Vladimir Voevodsky, a mathematician who grew up in Russia before coming to the United States, where his work was recognized with the Fields Medal, often regarded as the equivalent of the Nobel Prize for mathematics, died Sept. 30 in Princeton, N.J. He was 51.
. . . As a pure mathematician, Mr. Voevodsky possessed powers of imagination, visualization and reasoning that could be applied at levels of abstraction almost impossibly remote from the minds and lives of most people.

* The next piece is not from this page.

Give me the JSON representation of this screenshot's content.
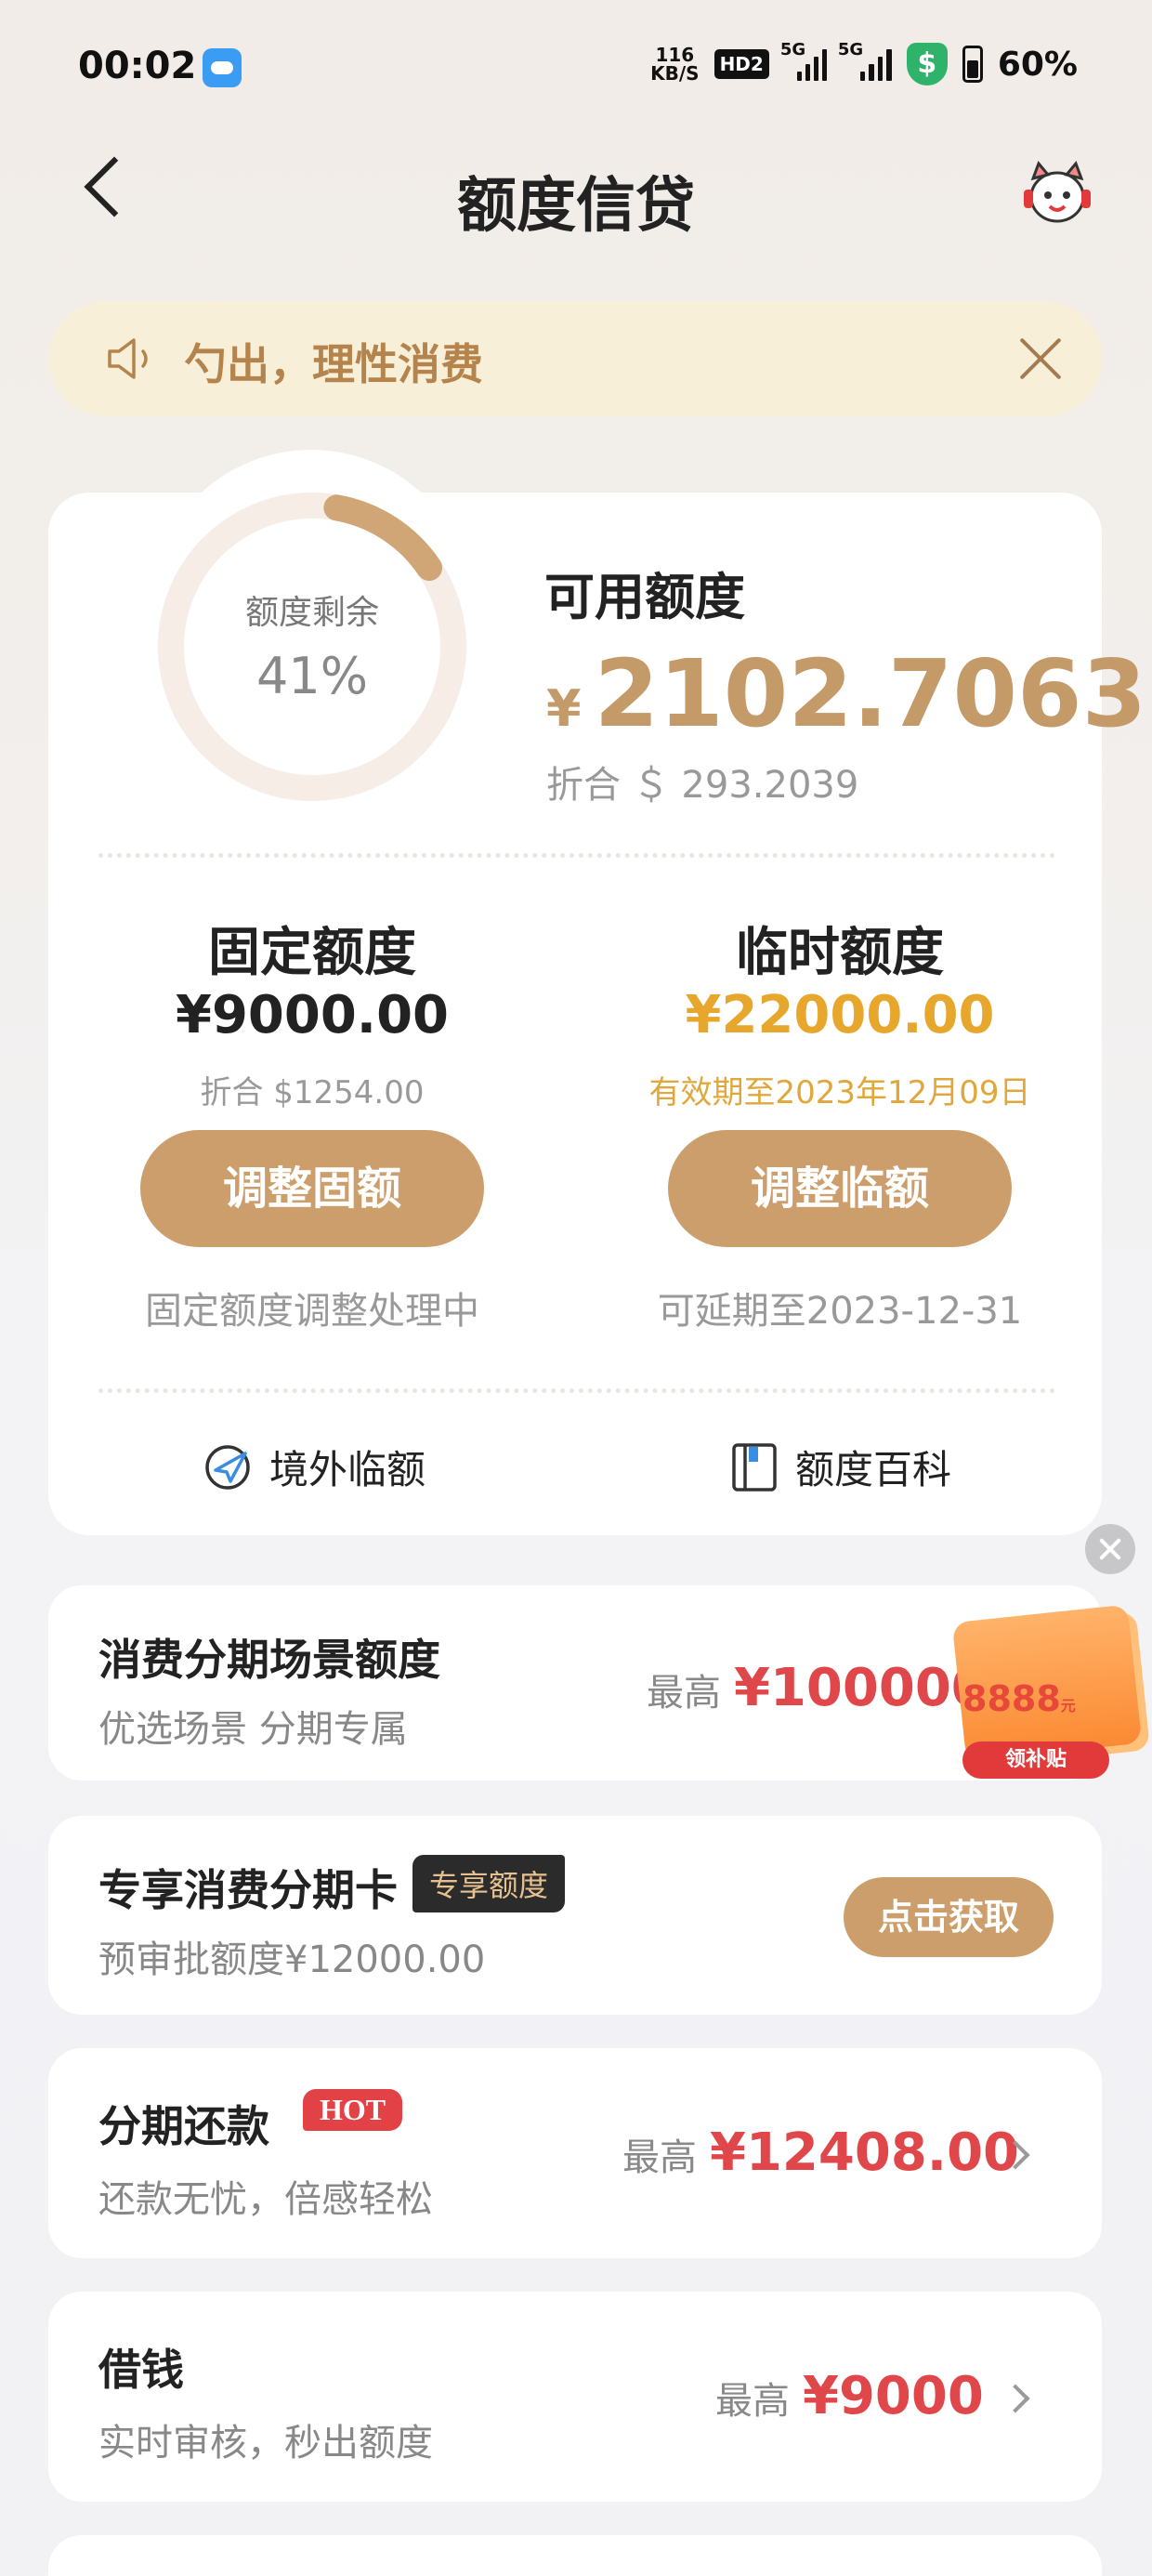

To learn more, read Voevodsky's Washington Post obituary here.